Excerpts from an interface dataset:
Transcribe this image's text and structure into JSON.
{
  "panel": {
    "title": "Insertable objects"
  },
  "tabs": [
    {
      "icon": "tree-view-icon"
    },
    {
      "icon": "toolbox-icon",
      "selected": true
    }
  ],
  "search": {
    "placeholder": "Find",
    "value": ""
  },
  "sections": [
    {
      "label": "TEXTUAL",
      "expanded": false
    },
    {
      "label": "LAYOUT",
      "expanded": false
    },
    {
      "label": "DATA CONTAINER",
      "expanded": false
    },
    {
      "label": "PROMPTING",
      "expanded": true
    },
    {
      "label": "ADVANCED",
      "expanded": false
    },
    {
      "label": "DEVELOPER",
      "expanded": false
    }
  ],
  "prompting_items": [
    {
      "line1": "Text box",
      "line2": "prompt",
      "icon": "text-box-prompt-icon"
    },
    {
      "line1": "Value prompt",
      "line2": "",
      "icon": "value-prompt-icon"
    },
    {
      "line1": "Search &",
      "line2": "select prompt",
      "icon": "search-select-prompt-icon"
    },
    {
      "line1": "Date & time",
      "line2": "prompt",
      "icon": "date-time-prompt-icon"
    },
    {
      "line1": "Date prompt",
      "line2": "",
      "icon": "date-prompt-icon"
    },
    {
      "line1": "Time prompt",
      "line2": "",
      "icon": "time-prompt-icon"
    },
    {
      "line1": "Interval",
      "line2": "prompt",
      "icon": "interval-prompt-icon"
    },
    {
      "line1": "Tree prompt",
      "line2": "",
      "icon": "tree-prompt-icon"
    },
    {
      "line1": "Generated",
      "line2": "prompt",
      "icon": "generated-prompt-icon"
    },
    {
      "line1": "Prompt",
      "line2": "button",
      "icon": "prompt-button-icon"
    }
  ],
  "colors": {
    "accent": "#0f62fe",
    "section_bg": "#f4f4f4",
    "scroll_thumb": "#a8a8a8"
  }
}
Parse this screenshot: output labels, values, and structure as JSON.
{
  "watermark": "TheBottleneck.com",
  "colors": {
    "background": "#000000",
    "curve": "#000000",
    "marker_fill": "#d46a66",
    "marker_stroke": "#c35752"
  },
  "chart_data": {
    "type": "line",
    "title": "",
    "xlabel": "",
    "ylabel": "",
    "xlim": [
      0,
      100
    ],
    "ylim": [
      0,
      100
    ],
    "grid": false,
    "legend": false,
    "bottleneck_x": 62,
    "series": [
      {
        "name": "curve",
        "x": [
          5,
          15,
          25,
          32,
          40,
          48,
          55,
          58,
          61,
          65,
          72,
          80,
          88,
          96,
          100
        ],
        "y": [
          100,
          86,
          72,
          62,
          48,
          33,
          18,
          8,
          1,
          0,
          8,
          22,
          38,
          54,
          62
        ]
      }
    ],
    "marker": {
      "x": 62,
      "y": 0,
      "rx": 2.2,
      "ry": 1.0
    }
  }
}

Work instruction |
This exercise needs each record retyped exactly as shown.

Solution to this problem |
Transcribe this image's text and structure into JSON.
{
  "panel": {
    "title": "Insertable objects"
  },
  "tabs": [
    {
      "icon": "tree-view-icon"
    },
    {
      "icon": "toolbox-icon",
      "selected": true
    }
  ],
  "search": {
    "placeholder": "Find",
    "value": ""
  },
  "sections": [
    {
      "label": "TEXTUAL",
      "expanded": false
    },
    {
      "label": "LAYOUT",
      "expanded": false
    },
    {
      "label": "DATA CONTAINER",
      "expanded": false
    },
    {
      "label": "PROMPTING",
      "expanded": true
    },
    {
      "label": "ADVANCED",
      "expanded": false
    },
    {
      "label": "DEVELOPER",
      "expanded": false
    }
  ],
  "prompting_items": [
    {
      "line1": "Text box",
      "line2": "prompt",
      "icon": "text-box-prompt-icon"
    },
    {
      "line1": "Value prompt",
      "line2": "",
      "icon": "value-prompt-icon"
    },
    {
      "line1": "Search &",
      "line2": "select prompt",
      "icon": "search-select-prompt-icon"
    },
    {
      "line1": "Date & time",
      "line2": "prompt",
      "icon": "date-time-prompt-icon"
    },
    {
      "line1": "Date prompt",
      "line2": "",
      "icon": "date-prompt-icon"
    },
    {
      "line1": "Time prompt",
      "line2": "",
      "icon": "time-prompt-icon"
    },
    {
      "line1": "Interval",
      "line2": "prompt",
      "icon": "interval-prompt-icon"
    },
    {
      "line1": "Tree prompt",
      "line2": "",
      "icon": "tree-prompt-icon"
    },
    {
      "line1": "Generated",
      "line2": "prompt",
      "icon": "generated-prompt-icon"
    },
    {
      "line1": "Prompt",
      "line2": "button",
      "icon": "prompt-button-icon"
    }
  ],
  "colors": {
    "accent": "#0f62fe",
    "section_bg": "#f4f4f4",
    "scroll_thumb": "#a8a8a8"
  }
}
Parse this screenshot: output labels, values, and structure as JSON.
{
  "watermark": "TheBottleneck.com",
  "colors": {
    "background": "#000000",
    "curve": "#000000",
    "marker_fill": "#d46a66",
    "marker_stroke": "#c35752"
  },
  "chart_data": {
    "type": "line",
    "title": "",
    "xlabel": "",
    "ylabel": "",
    "xlim": [
      0,
      100
    ],
    "ylim": [
      0,
      100
    ],
    "grid": false,
    "legend": false,
    "bottleneck_x": 62,
    "series": [
      {
        "name": "curve",
        "x": [
          5,
          15,
          25,
          32,
          40,
          48,
          55,
          58,
          61,
          65,
          72,
          80,
          88,
          96,
          100
        ],
        "y": [
          100,
          86,
          72,
          62,
          48,
          33,
          18,
          8,
          1,
          0,
          8,
          22,
          38,
          54,
          62
        ]
      }
    ],
    "marker": {
      "x": 62,
      "y": 0,
      "rx": 2.2,
      "ry": 1.0
    }
  }
}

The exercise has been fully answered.